▶ [Exercise]
Each entry below must be written out exactly, with pictures left out.

▶ [Record excerpts]

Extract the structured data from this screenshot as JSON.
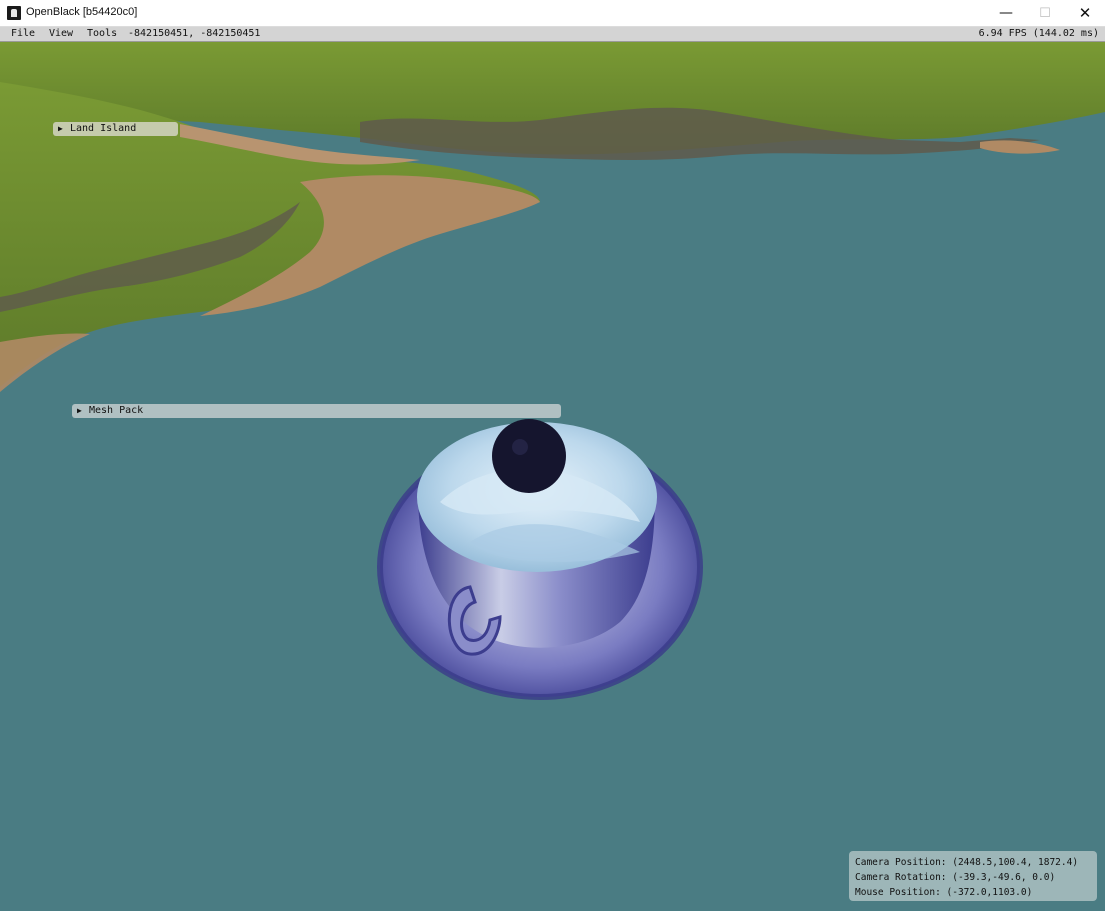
{
  "window": {
    "title": "OpenBlack [b54420c0]",
    "minimize_glyph": "—",
    "maximize_glyph": "☐",
    "close_glyph": "✕"
  },
  "menubar": {
    "file": "File",
    "view": "View",
    "tools": "Tools",
    "coords": "-842150451, -842150451",
    "fps": "6.94 FPS (144.02 ms)"
  },
  "panels": {
    "land_island": "Land Island",
    "mesh_pack": "Mesh Pack",
    "collapsed_arrow": "▶"
  },
  "camera": {
    "position": "Camera Position: (2448.5,100.4, 1872.4)",
    "rotation": "Camera Rotation: (-39.3,-49.6, 0.0)",
    "mouse": "Mouse Position: (-372.0,1103.0)"
  },
  "scene": {
    "water_color": "#4a7c83",
    "grass_color": "#6f8f2e",
    "sand_color": "#b08a64",
    "rock_color": "#5f5a4c",
    "cup_blue": "#4a4aa0",
    "cream_color": "#bcd8ec",
    "berry_color": "#15152e"
  },
  "icons": {
    "app": "openblack-icon",
    "arrow": "collapse-arrow-icon"
  }
}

▶ [Result of this exercise]
Extract the structured data from this screenshot as JSON.
{
  "window": {
    "title": "OpenBlack [b54420c0]",
    "minimize_glyph": "—",
    "maximize_glyph": "☐",
    "close_glyph": "✕"
  },
  "menubar": {
    "file": "File",
    "view": "View",
    "tools": "Tools",
    "coords": "-842150451, -842150451",
    "fps": "6.94 FPS (144.02 ms)"
  },
  "panels": {
    "land_island": "Land Island",
    "mesh_pack": "Mesh Pack",
    "collapsed_arrow": "▶"
  },
  "camera": {
    "position": "Camera Position: (2448.5,100.4, 1872.4)",
    "rotation": "Camera Rotation: (-39.3,-49.6, 0.0)",
    "mouse": "Mouse Position: (-372.0,1103.0)"
  },
  "scene": {
    "water_color": "#4a7c83",
    "grass_color": "#6f8f2e",
    "sand_color": "#b08a64",
    "rock_color": "#5f5a4c",
    "cup_blue": "#4a4aa0",
    "cream_color": "#bcd8ec",
    "berry_color": "#15152e"
  },
  "icons": {
    "app": "openblack-icon",
    "arrow": "collapse-arrow-icon"
  }
}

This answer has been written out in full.